*derivatives are continuous and bounded.
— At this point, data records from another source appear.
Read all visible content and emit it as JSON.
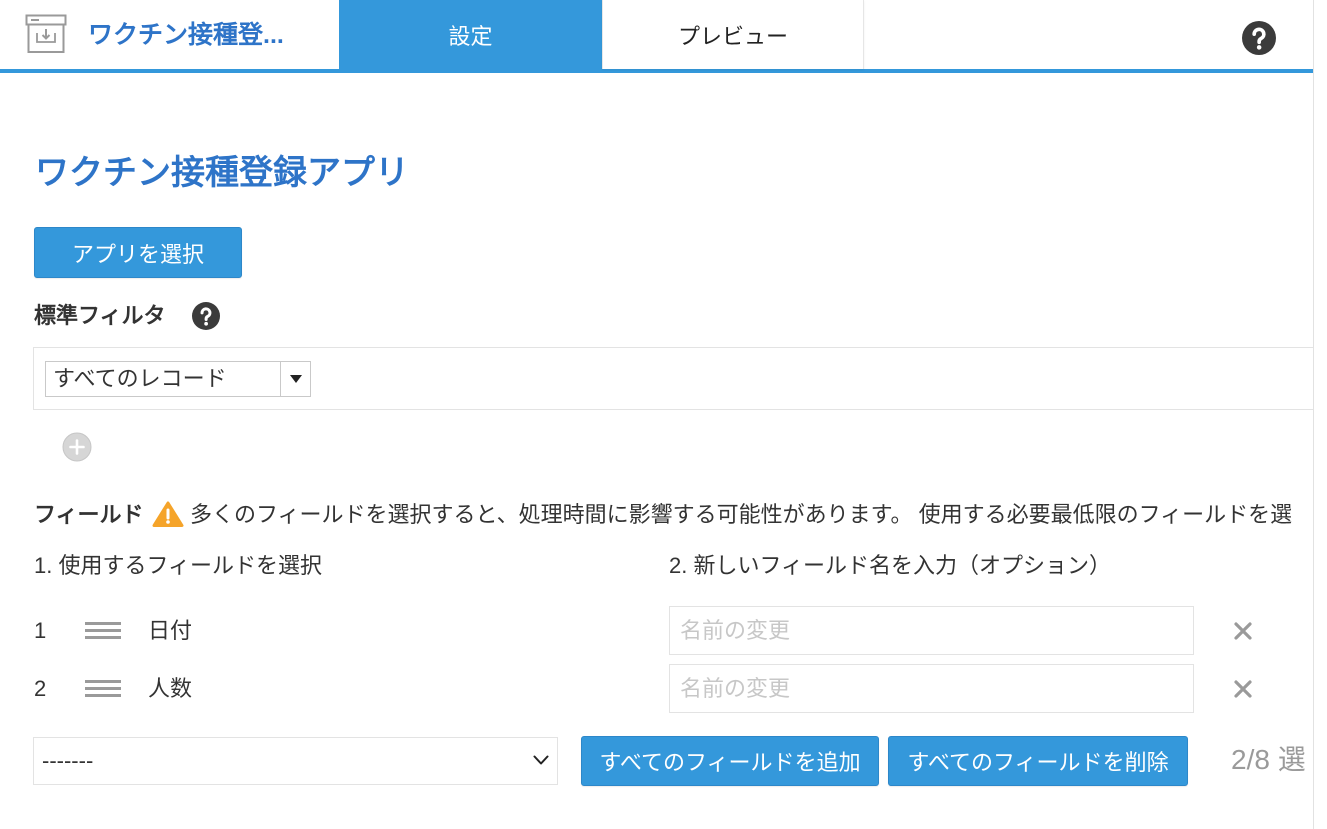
{
  "colors": {
    "accent": "#3498db",
    "title": "#2e74c8",
    "text": "#333333",
    "muted": "#9a9a9a",
    "placeholder": "#c7c7c7",
    "help": "#3b3b3b",
    "warning": "#f5a42a",
    "border": "#e3e3e3"
  },
  "header": {
    "app_icon": "app-download-icon",
    "app_title": "ワクチン接種登...",
    "tabs": [
      {
        "label": "設定",
        "active": true
      },
      {
        "label": "プレビュー",
        "active": false
      }
    ],
    "help_icon": "help-icon"
  },
  "main": {
    "title": "ワクチン接種登録アプリ",
    "select_app_button": "アプリを選択",
    "standard_filter": {
      "label": "標準フィルタ",
      "help_icon": "help-icon",
      "selected_value": "すべてのレコード",
      "dropdown_icon": "triangle-down-icon",
      "add_icon": "add-circle-icon"
    },
    "fields": {
      "label": "フィールド",
      "warning_icon": "warning-icon",
      "warning_text": "多くのフィールドを選択すると、処理時間に影響する可能性があります。 使用する必要最低限のフィールドを選",
      "column_headings": [
        "1. 使用するフィールドを選択",
        "2. 新しいフィールド名を入力（オプション）"
      ],
      "rows": [
        {
          "number": "1",
          "field_name": "日付",
          "rename_value": "",
          "rename_placeholder": "名前の変更"
        },
        {
          "number": "2",
          "field_name": "人数",
          "rename_value": "",
          "rename_placeholder": "名前の変更"
        }
      ],
      "row_drag_icon": "drag-handle-icon",
      "row_remove_icon": "close-icon",
      "add_field_select": {
        "selected_value": "-------",
        "dropdown_icon": "chevron-down-icon"
      },
      "add_all_button": "すべてのフィールドを追加",
      "remove_all_button": "すべてのフィールドを削除",
      "selection_count": "2/8 選"
    }
  }
}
Then,*

E(ξφ(ξ)) =

*p*

X

*a=0*

*κ** _{a+}*1

*a!* E(φ^{(a)}(ξ)) +*ε*, (3.2)

*whereκ**a**are the cumulants ofξ,*|ε| ≤*C*sup* _{t}*|φ

^{(}
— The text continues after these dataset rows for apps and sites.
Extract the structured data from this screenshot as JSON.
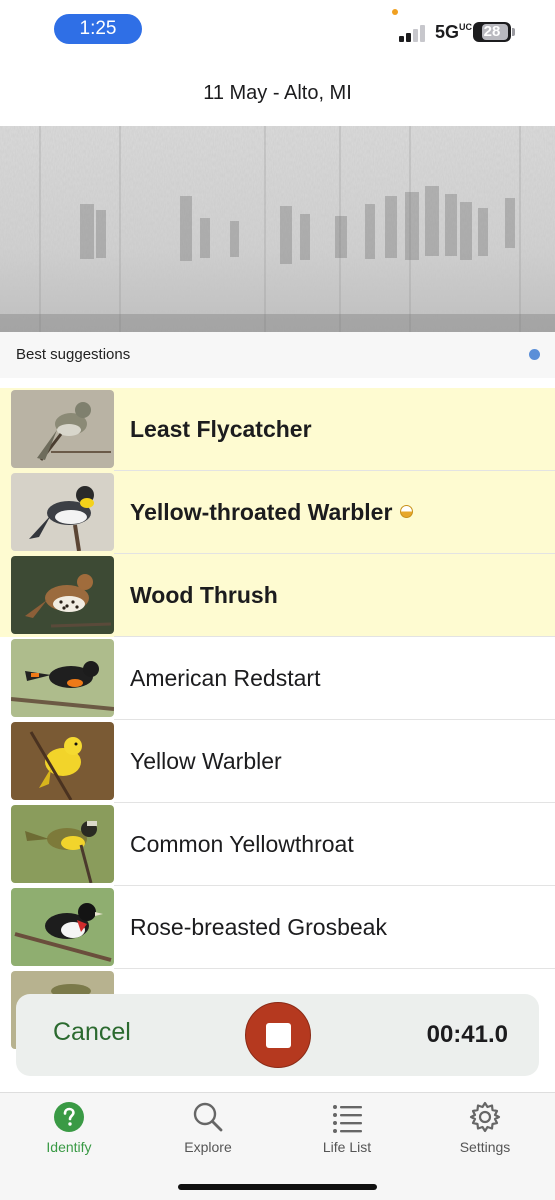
{
  "status_bar": {
    "time": "1:25",
    "network": "5G",
    "network_sup": "UC",
    "battery": "28"
  },
  "header": {
    "title": "11 May - Alto, MI"
  },
  "suggestions": {
    "label": "Best suggestions"
  },
  "birds": [
    {
      "name": "Least Flycatcher",
      "best": true,
      "icon": "least-flycatcher-photo"
    },
    {
      "name": "Yellow-throated Warbler",
      "best": true,
      "icon": "yellow-throated-warbler-photo",
      "badge": "half-circle-icon"
    },
    {
      "name": "Wood Thrush",
      "best": true,
      "icon": "wood-thrush-photo"
    },
    {
      "name": "American Redstart",
      "best": false,
      "icon": "american-redstart-photo"
    },
    {
      "name": "Yellow Warbler",
      "best": false,
      "icon": "yellow-warbler-photo"
    },
    {
      "name": "Common Yellowthroat",
      "best": false,
      "icon": "common-yellowthroat-photo"
    },
    {
      "name": "Rose-breasted Grosbeak",
      "best": false,
      "icon": "rose-breasted-grosbeak-photo"
    },
    {
      "name": "",
      "best": false,
      "icon": "partial-bird-photo"
    }
  ],
  "recording": {
    "cancel_label": "Cancel",
    "timer": "00:41.0"
  },
  "tabs": [
    {
      "label": "Identify",
      "icon": "question-circle-icon",
      "active": true
    },
    {
      "label": "Explore",
      "icon": "magnifier-icon",
      "active": false
    },
    {
      "label": "Life List",
      "icon": "list-icon",
      "active": false
    },
    {
      "label": "Settings",
      "icon": "gear-icon",
      "active": false
    }
  ],
  "colors": {
    "accent_green": "#3a9a45",
    "cancel_green": "#2b6a2f",
    "stop_red": "#b5391f",
    "best_row_bg": "#fefbd1",
    "time_pill": "#2f6fe6"
  }
}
^{p}^{+}

^{1}

^{)}(t)|E(|ξ|

^{p}^{+}

^{2}), C only depends on p.

Let*U*(=*U*(N))be a unitary matrix such that

*A** _{N}*=

*U*

^{∗}diag(γ1, . . . ,

*γ*

*N*)U

and let*G*stand for*G** _{N}*(z). Consider ˜

*G*=

*U GU*

^{∗}. We describe the approach in the Gaussian case and present the corresponding results in the general Wigner case but detail some technical proofs in the Appendix.

**a) Gaussian case:** We apply (3.1) toΦ(X* _{N}*) =

*G*

*,*

_{jl}*H*=

*E*

*, 1≤*

_{il}*i,j,l*≤

*N, and then take*

^{1}

*N*

P

*l* to
obtain, using the resolvent equation*GX** _{N}* =−

*I*+

*zG*−

*GA*

*(see[18]),*

_{N}*Z** _{ji}*:=

*σ*

^{2}E[G

*tr*

_{ji}*(G)] +*

_{N}*δ*

*−*

_{i j}*z*E(G

*) +E[(GA*

_{ji}*)*

_{N}*] =0.*

_{ji}Now, let 1≤*k,p*≤*N* and consider the sumP

*i,j**U*_{ik}^{∗}*U*_{p j}*Z** _{ji}*. We obtain from the previous equation

*σ*

^{2}E[

*G*˜

*tr*

_{pk}*(G)] +*

_{N}*δ*

*pk*−

*z*E(

*G*˜

*) +*

_{pk}*γ*

*k*E[

*G*˜

*] =0. (3.3)*

_{pk}